But from time to time they make highlight reels.
In the past that’s included getting hit by balls moving at a fast pace, fainting on the court or even having a hit with the tennis stars themselves.
And sometimes they remove insects from the court — as this one was going to do for German veteran Sabine Lisicki in her Thailand Open match against Spain’s Garbine Muguruza.
As it turns out, though, this kid had different plans to what Lisicki was thinking.
The ballgirl runs in, seemingly to help Lisicki remove the stricken insect from the playing surface before executing a stomp that WWE Royal Rumble winner Seth Rollins might be proud of.
And in the process they scared a shocked-looking Lisicki who turns away, horrified, before laughing it off.
Lisicki, a former Wimbledon finalist who is on the comeback trail, would go on to lose the match 6-3 6-4. Still, its better than how the insect fared given it lost its life.
The top-seeded Muguruza next plays another German, Mona Barthel.
DAVIS CUP SETS CULTURAL BLUEPRINT
The Davis Cup is the vehicle to drive Australia’s tennis culture on a road to success, Lleyton Hewitt says.
Hewitt will be a non-playing captain when Australia host Bosnia and Herzegovina in a cup tie in Adelaide from Friday.
And he believes the tie gives Australia a chance to lay down a cultural blueprint.
“The Davis Cup is a vehicle to be able to really push the culture that we want moving forward and set the standards not just for myself but what our team expects” Hewitt said.
“And that’s not just Davis Cup weeks.
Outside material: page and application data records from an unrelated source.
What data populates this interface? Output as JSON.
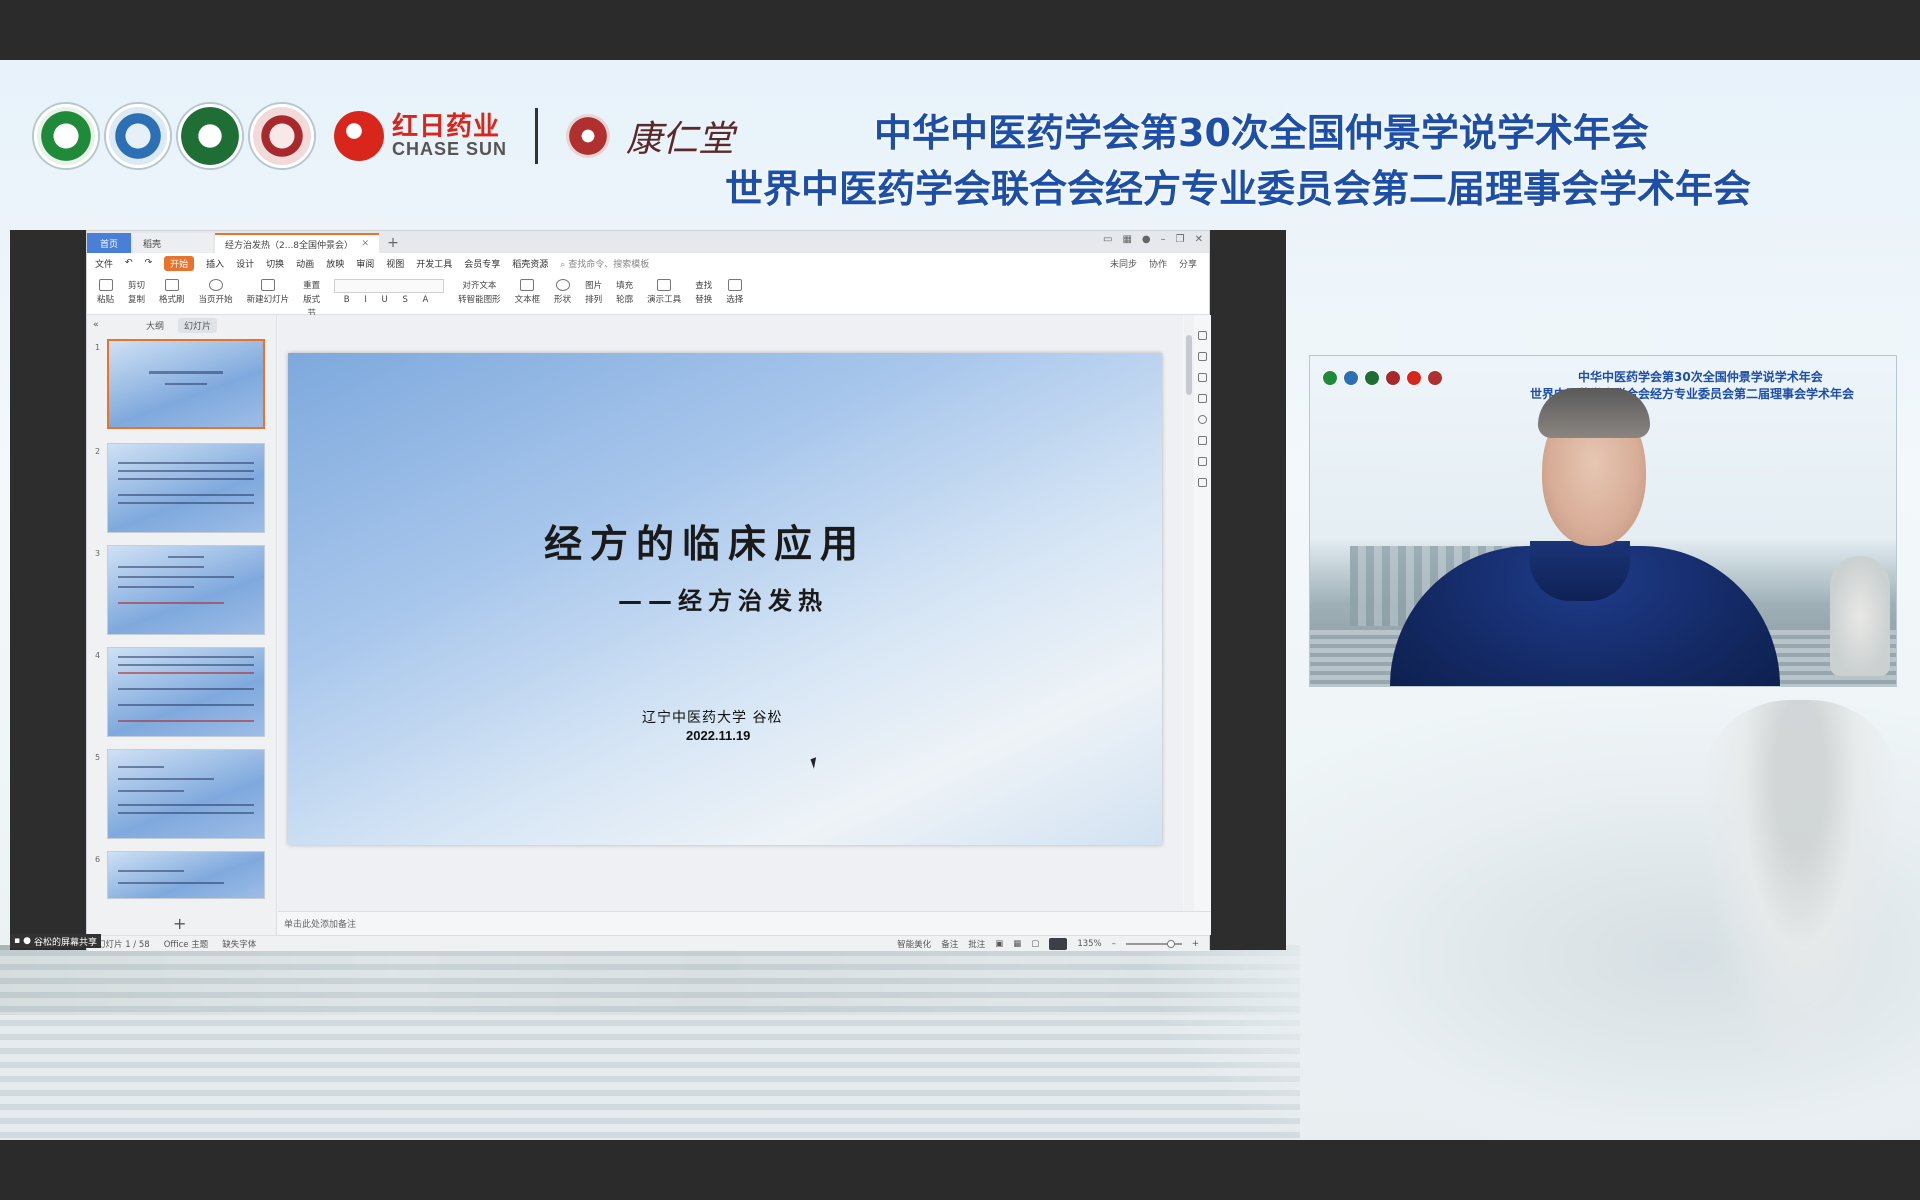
{
  "banner": {
    "brand_cn": "红日药业",
    "brand_en": "CHASE SUN",
    "brand2": "康仁堂",
    "title_line1": "中华中医药学会第30次全国仲景学说学术年会",
    "title_line2": "世界中医药学会联合会经方专业委员会第二届理事会学术年会"
  },
  "wps": {
    "tabs": {
      "home": "首页",
      "draft": "稻壳",
      "doc": "经方治发热（2...8全国仲景会）",
      "add": "+"
    },
    "menu": {
      "file": "文件",
      "items": [
        "开始",
        "插入",
        "设计",
        "切换",
        "动画",
        "放映",
        "审阅",
        "视图",
        "开发工具",
        "会员专享",
        "稻壳资源"
      ],
      "search": "查找命令、搜索模板",
      "right": [
        "未同步",
        "协作",
        "分享"
      ]
    },
    "ribbon": {
      "paste": "粘贴",
      "cut": "剪切",
      "copy": "复制",
      "format_painter": "格式刷",
      "play_from_current": "当页开始",
      "new_slide": "新建幻灯片",
      "layout": "版式",
      "section": "节",
      "reset": "重置",
      "align_text": "对齐文本",
      "smartart": "转智能图形",
      "textbox": "文本框",
      "shape": "形状",
      "picture": "图片",
      "arrange": "排列",
      "fill": "填充",
      "outline": "轮廓",
      "present_tools": "演示工具",
      "find": "查找",
      "replace": "替换",
      "select": "选择"
    },
    "panel": {
      "outline": "大纲",
      "slides": "幻灯片",
      "thumb_numbers": [
        "1",
        "2",
        "3",
        "4",
        "5",
        "6"
      ],
      "add": "+"
    },
    "slide": {
      "title": "经方的临床应用",
      "subtitle": "——经方治发热",
      "author": "辽宁中医药大学    谷松",
      "date": "2022.11.19"
    },
    "notes_placeholder": "单击此处添加备注",
    "status": {
      "slide_count": "幻灯片 1 / 58",
      "theme": "Office 主题",
      "missing_font": "缺失字体",
      "smart_beautify": "智能美化",
      "notes": "备注",
      "comments": "批注",
      "zoom": "135%",
      "zoom_fraction": 0.8
    }
  },
  "screen_share_label": "谷松的屏幕共享",
  "video": {
    "title_line1": "中华中医药学会第30次全国仲景学说学术年会",
    "title_line2": "世界中医药学会联合会经方专业委员会第二届理事会学术年会"
  },
  "colors": {
    "banner_title": "#1d4ea8",
    "brand_red": "#d9261c",
    "wps_accent": "#e8732c",
    "home_tab": "#4a7fd8"
  }
}
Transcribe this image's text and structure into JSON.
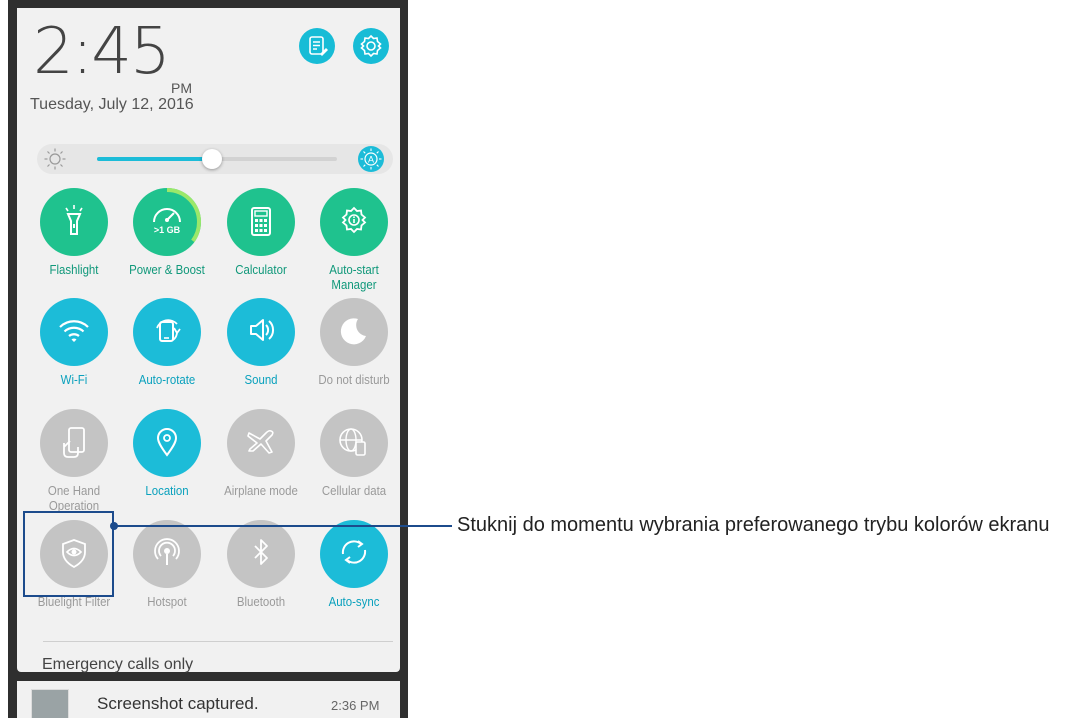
{
  "status": {
    "time_hours_minutes": "2:45",
    "ampm": "PM",
    "date": "Tuesday, July 12, 2016"
  },
  "top_actions": [
    {
      "name": "notes-icon"
    },
    {
      "name": "settings-icon"
    }
  ],
  "brightness": {
    "level_fraction": 0.48,
    "auto_label": "A"
  },
  "colors": {
    "active": "#1cbcd8",
    "green": "#1fc28e",
    "inactive": "#c4c4c4",
    "callout": "#1c4b8c"
  },
  "quick_settings": [
    {
      "label": "Flashlight",
      "icon": "flashlight-icon",
      "state": "green"
    },
    {
      "label": "Power & Boost",
      "icon": "speedometer-icon",
      "state": "green",
      "sub": ">1 GB",
      "boost_level_fraction": 0.35
    },
    {
      "label": "Calculator",
      "icon": "calculator-icon",
      "state": "green"
    },
    {
      "label": "Auto-start\nManager",
      "icon": "gear-info-icon",
      "state": "green"
    },
    {
      "label": "Wi-Fi",
      "icon": "wifi-icon",
      "state": "active"
    },
    {
      "label": "Auto-rotate",
      "icon": "rotate-icon",
      "state": "active"
    },
    {
      "label": "Sound",
      "icon": "speaker-icon",
      "state": "active"
    },
    {
      "label": "Do not disturb",
      "icon": "moon-icon",
      "state": "off"
    },
    {
      "label": "One Hand\nOperation",
      "icon": "one-hand-icon",
      "state": "off"
    },
    {
      "label": "Location",
      "icon": "location-pin-icon",
      "state": "active"
    },
    {
      "label": "Airplane mode",
      "icon": "airplane-icon",
      "state": "off"
    },
    {
      "label": "Cellular data",
      "icon": "cellular-data-icon",
      "state": "off"
    },
    {
      "label": "Bluelight Filter",
      "icon": "eye-shield-icon",
      "state": "off"
    },
    {
      "label": "Hotspot",
      "icon": "hotspot-icon",
      "state": "off"
    },
    {
      "label": "Bluetooth",
      "icon": "bluetooth-icon",
      "state": "off"
    },
    {
      "label": "Auto-sync",
      "icon": "sync-icon",
      "state": "active"
    }
  ],
  "emergency_text": "Emergency calls only",
  "notification": {
    "title": "Screenshot captured.",
    "time": "2:36 PM"
  },
  "callout": "Stuknij do momentu wybrania preferowanego trybu kolorów ekranu"
}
We expect these guys to go out and represent Australia every single week of the year exceptionally well and push each other to get better.
“To go out there and want to compete and want to lay it on the line week after week, it’s not an easy thing to do.”
Hewitt will captain an Australian team minus controversial duo Nick Kyrgios and Bernard Tomic.
And he said the team of Alex de Minaur, John Millman, Jordan Thompson, John Peers and Alexei Popyrin had a chance to push each other to greater heights not just in Davis Cup but also the individual tour.
“Tennis is a very individual sport and Australia is one of the toughest countries to come from to be a tennis professional because you’re not fortunate to come back home (during the season), you’re out on the road for a lot of the weeks,” Hewitt said.
“So for these guys to gel together and help each other get better, I think that’s something that (Tony Roche) Rochey and I really want to see moving forward.
“It was a breakthrough summer for a log of these guys and it’s because they’re pushing each other, they’re wanting each other to get better day-in, day out.”